-- Records provided --

****************

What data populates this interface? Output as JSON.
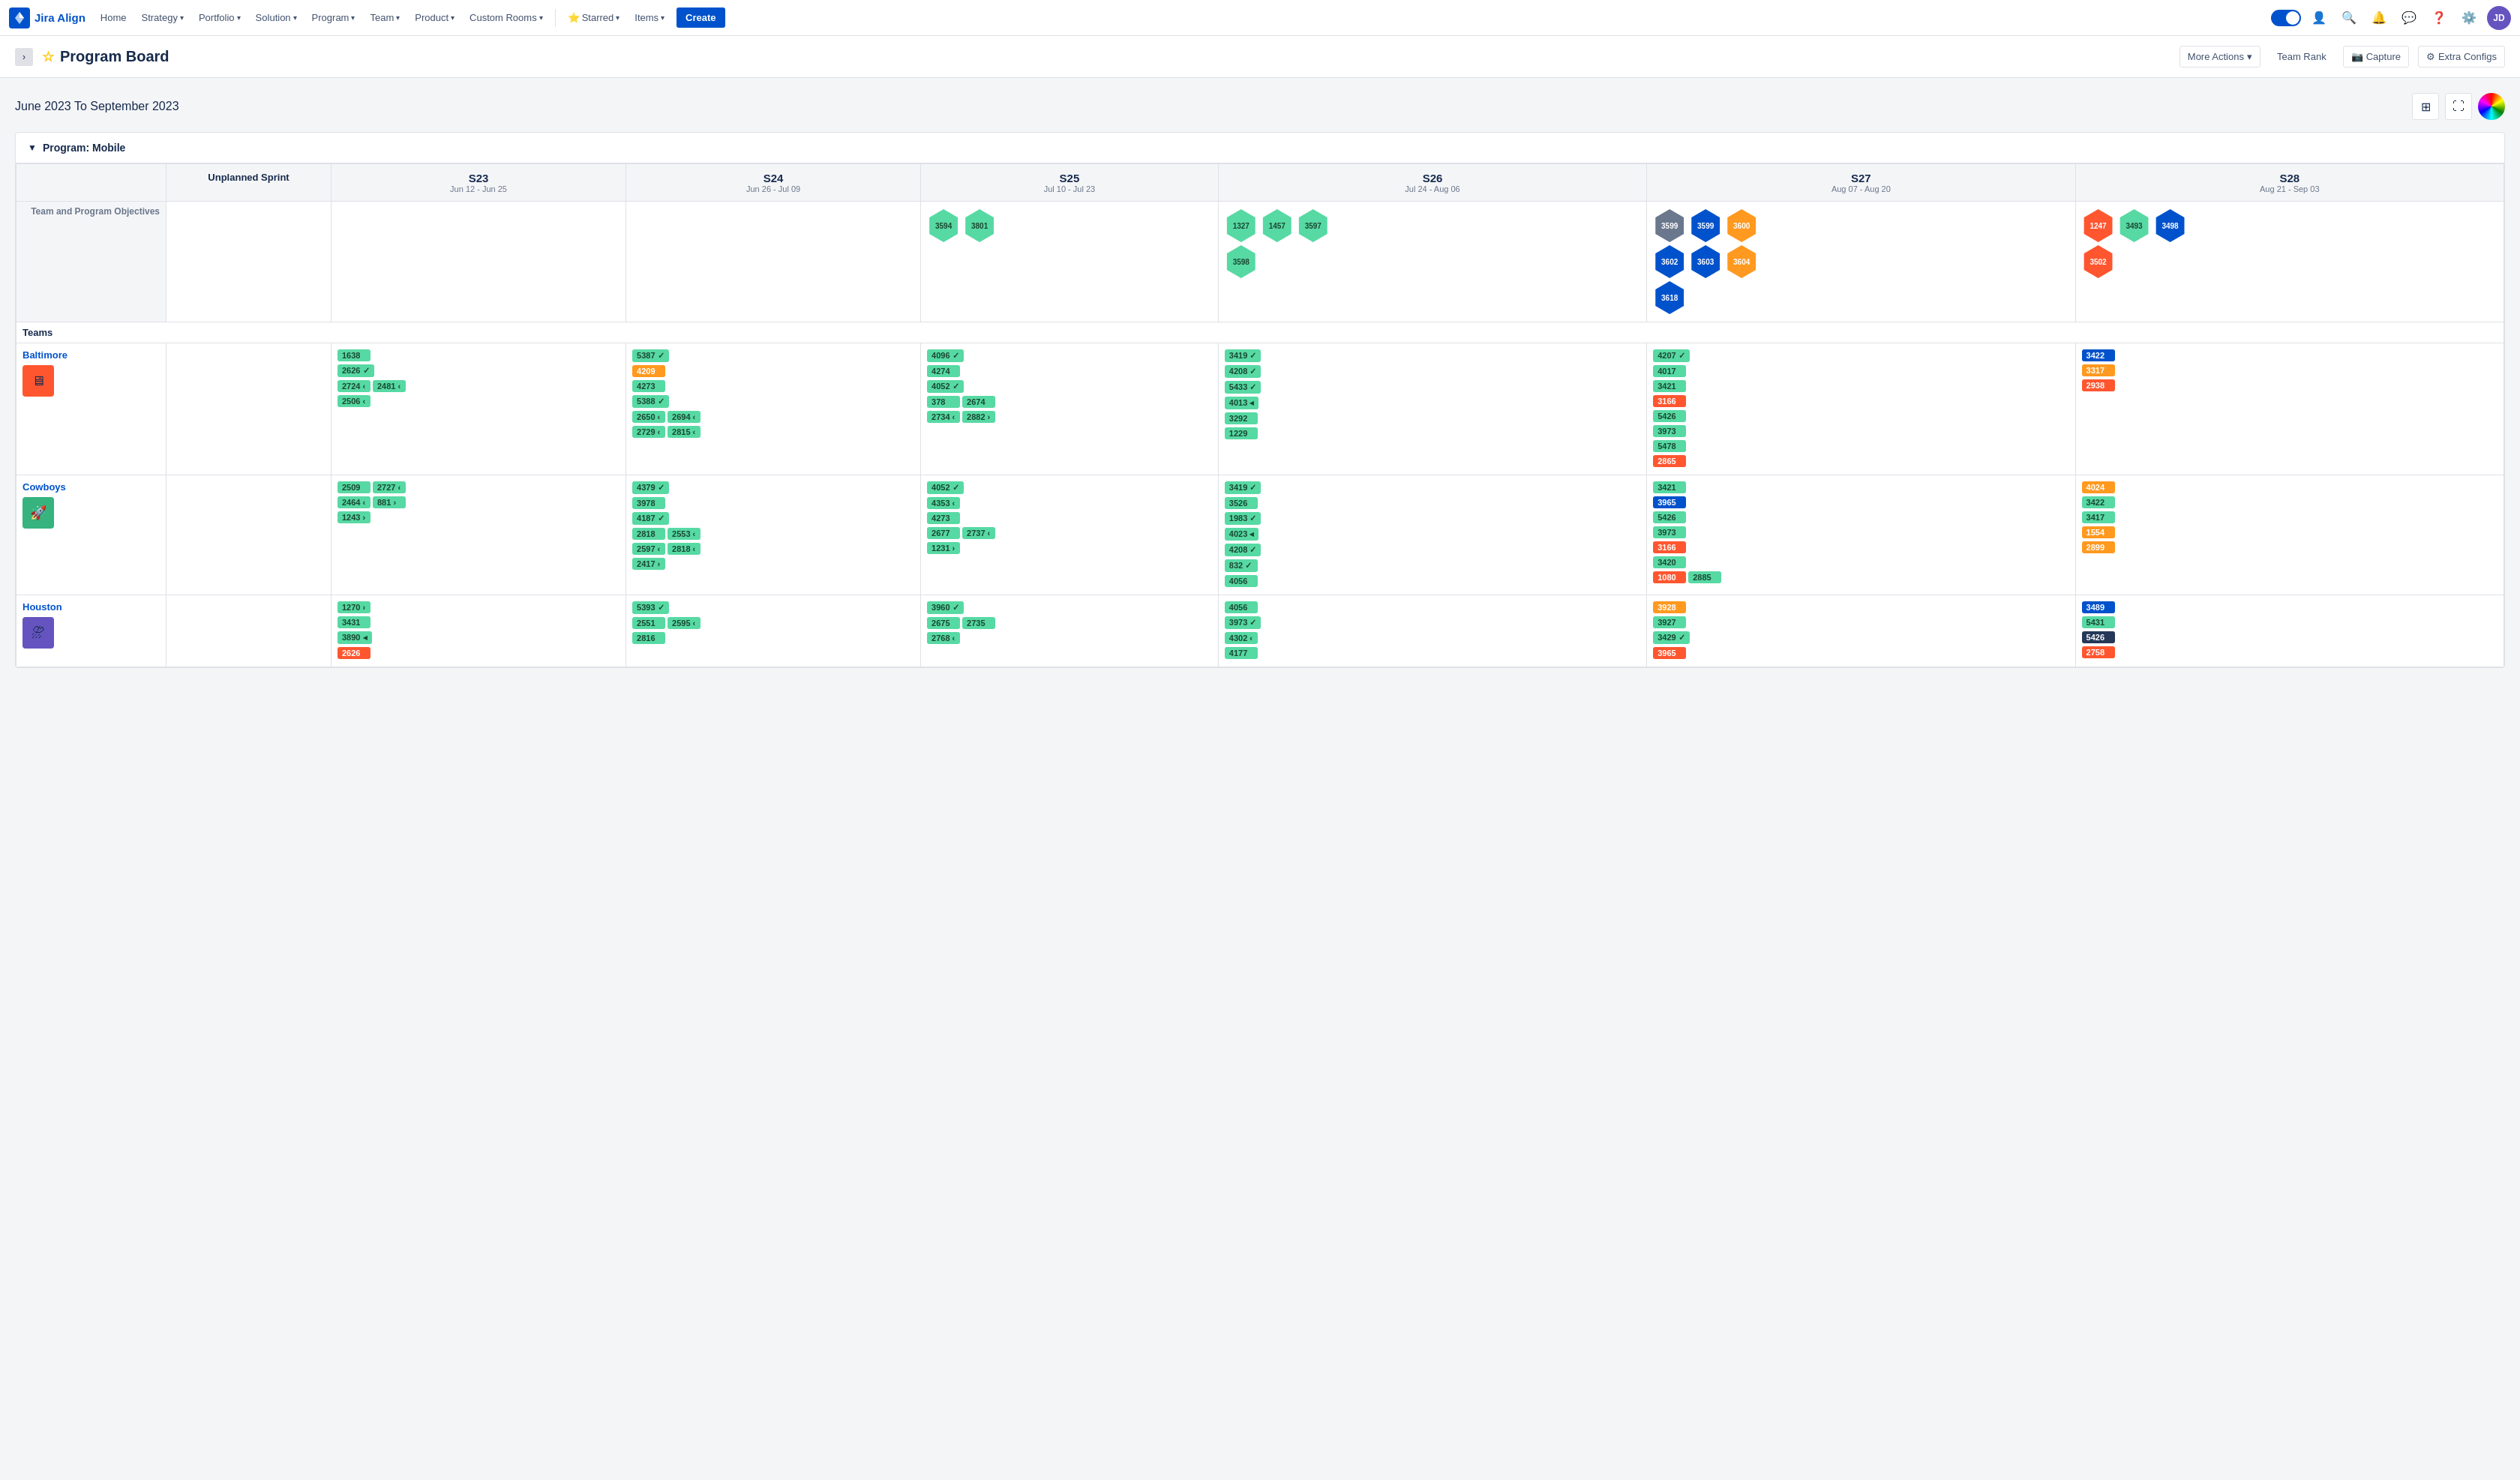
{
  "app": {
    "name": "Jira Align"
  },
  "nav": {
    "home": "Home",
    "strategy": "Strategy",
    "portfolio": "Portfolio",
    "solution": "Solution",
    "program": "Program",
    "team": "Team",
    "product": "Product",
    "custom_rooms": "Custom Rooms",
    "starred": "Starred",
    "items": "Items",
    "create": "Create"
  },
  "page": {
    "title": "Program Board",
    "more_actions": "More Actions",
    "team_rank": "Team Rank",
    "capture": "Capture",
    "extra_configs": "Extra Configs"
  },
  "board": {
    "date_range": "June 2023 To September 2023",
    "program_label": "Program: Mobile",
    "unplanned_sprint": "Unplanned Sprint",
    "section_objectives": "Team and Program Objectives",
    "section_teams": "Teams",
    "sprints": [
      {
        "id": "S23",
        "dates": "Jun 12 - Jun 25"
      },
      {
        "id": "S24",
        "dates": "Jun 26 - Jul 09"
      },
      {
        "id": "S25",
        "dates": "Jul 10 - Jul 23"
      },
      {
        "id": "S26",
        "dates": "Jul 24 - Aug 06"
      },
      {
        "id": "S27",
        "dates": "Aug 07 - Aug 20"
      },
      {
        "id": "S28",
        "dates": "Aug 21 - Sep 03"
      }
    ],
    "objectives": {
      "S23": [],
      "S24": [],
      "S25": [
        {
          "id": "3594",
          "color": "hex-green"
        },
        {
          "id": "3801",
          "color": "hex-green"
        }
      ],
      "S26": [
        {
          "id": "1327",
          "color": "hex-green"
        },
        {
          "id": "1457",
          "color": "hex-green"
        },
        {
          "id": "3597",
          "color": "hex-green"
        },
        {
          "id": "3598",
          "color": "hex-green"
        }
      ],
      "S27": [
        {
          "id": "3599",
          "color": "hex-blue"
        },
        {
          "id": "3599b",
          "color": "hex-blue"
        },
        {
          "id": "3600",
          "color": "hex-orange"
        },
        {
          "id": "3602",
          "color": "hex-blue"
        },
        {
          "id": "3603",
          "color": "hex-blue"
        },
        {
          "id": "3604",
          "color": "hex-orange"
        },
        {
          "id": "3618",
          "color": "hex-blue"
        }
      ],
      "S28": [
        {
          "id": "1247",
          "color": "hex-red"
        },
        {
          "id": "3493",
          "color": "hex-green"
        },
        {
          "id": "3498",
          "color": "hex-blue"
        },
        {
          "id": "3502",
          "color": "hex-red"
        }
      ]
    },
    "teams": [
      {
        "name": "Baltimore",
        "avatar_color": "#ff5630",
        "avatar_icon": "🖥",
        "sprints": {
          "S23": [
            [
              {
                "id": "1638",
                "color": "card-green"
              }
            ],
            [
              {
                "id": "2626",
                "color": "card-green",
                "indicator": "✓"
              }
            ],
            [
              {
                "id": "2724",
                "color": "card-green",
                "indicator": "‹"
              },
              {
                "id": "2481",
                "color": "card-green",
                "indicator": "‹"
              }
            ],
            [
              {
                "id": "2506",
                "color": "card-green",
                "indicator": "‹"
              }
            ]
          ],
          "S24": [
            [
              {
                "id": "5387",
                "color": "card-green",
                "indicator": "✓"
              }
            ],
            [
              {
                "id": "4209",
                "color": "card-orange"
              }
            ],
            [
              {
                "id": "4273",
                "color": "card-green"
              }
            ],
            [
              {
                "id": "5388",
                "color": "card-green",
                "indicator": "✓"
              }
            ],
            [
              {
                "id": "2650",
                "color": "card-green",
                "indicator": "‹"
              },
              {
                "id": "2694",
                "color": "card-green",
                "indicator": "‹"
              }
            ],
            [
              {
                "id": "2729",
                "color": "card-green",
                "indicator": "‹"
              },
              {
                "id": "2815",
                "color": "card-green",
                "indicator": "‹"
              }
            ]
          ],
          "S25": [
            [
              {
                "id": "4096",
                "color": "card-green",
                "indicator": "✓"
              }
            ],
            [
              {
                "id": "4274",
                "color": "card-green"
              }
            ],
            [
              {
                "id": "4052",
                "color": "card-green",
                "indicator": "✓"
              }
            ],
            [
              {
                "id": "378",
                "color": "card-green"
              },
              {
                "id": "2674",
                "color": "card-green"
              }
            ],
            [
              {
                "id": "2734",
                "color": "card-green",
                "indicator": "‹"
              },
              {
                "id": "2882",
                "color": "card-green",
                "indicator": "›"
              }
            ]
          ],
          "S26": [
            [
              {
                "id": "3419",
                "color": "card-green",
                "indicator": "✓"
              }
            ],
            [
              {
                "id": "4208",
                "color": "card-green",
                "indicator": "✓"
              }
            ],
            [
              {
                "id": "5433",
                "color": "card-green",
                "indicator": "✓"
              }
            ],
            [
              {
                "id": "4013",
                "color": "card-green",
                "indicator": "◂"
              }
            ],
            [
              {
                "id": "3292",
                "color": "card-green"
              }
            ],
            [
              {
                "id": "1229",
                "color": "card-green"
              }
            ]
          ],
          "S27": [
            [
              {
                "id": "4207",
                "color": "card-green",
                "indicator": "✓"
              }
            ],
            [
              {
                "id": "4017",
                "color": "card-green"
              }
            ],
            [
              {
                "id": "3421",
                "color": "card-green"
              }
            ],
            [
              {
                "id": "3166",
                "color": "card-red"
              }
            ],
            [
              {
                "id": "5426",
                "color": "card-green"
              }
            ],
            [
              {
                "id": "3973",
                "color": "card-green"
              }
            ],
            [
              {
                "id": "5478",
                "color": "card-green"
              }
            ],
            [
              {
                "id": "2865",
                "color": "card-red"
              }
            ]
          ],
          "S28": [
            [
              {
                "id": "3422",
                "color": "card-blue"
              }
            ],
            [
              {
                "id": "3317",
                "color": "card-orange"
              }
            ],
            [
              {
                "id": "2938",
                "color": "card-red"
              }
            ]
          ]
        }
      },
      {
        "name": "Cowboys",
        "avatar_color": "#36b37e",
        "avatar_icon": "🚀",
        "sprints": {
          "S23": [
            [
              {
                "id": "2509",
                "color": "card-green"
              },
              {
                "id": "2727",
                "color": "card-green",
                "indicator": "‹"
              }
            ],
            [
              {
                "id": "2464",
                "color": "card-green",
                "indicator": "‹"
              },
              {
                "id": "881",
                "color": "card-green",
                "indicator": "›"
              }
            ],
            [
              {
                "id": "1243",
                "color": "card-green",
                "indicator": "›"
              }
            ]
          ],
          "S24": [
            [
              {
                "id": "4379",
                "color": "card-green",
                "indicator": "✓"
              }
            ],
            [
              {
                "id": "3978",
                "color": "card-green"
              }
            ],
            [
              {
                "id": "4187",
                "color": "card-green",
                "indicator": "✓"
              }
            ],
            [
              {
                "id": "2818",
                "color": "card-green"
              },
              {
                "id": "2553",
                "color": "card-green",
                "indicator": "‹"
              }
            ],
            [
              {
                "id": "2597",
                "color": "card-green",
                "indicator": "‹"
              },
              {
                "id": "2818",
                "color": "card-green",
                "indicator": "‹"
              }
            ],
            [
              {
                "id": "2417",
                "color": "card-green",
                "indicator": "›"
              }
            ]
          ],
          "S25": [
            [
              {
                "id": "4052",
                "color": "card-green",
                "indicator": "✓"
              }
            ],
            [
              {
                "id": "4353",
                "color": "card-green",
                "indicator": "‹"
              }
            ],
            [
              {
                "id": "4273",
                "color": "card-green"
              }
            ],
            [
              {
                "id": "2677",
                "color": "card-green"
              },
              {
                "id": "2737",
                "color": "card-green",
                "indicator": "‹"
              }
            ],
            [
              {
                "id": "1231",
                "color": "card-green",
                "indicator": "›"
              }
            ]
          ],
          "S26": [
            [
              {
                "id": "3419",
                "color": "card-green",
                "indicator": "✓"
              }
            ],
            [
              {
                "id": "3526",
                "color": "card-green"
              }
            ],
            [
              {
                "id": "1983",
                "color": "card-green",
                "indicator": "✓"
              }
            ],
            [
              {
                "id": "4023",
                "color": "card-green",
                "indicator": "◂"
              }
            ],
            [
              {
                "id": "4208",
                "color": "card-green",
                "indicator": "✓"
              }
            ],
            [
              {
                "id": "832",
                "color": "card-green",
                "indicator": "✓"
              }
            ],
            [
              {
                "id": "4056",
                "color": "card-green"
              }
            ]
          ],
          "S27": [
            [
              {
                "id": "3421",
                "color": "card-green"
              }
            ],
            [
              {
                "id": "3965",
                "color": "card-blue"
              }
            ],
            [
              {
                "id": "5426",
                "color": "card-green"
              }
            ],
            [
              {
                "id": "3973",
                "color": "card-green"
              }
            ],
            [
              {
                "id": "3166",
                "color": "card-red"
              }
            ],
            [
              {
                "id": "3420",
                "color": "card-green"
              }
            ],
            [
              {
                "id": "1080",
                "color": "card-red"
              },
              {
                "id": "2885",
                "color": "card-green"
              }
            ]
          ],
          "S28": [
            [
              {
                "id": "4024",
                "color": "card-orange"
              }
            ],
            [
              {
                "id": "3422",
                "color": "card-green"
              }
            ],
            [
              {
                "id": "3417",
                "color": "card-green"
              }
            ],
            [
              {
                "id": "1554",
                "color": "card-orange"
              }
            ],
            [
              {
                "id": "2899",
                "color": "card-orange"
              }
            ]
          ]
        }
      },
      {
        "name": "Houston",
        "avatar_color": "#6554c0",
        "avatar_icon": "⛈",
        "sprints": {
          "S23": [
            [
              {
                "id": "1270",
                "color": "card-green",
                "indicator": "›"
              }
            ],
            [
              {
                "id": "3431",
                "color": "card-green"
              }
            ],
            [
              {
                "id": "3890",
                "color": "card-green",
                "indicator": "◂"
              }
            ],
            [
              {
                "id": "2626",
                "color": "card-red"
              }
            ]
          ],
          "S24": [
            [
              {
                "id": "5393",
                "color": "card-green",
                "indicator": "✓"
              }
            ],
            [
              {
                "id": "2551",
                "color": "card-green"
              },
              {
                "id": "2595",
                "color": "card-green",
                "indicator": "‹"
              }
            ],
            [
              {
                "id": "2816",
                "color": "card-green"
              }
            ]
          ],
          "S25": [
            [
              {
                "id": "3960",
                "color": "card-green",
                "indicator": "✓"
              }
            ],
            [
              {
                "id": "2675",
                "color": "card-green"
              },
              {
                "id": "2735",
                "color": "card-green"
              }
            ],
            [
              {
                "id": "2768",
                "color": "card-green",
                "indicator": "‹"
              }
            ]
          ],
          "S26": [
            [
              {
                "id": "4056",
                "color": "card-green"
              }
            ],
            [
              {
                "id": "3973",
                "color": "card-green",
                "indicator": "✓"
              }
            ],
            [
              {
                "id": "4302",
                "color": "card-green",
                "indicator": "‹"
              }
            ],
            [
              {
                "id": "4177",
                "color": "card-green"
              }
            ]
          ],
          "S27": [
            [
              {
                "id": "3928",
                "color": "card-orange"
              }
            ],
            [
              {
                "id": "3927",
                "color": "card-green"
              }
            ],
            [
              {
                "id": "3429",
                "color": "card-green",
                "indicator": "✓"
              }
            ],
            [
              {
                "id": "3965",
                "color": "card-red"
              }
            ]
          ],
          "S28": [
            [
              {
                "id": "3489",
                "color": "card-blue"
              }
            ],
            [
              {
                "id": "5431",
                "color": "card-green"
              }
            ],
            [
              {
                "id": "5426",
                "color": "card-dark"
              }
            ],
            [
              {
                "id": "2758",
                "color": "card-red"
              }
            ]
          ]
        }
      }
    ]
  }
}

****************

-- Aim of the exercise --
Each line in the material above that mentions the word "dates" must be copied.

-- Task response --
        "dates": "Jun 12 - Jun 25"
        "dates": "Jun 26 - Jul 09"
        "dates": "Jul 10 - Jul 23"
        "dates": "Jul 24 - Aug 06"
        "dates": "Aug 07 - Aug 20"
        "dates": "Aug 21 - Sep 03"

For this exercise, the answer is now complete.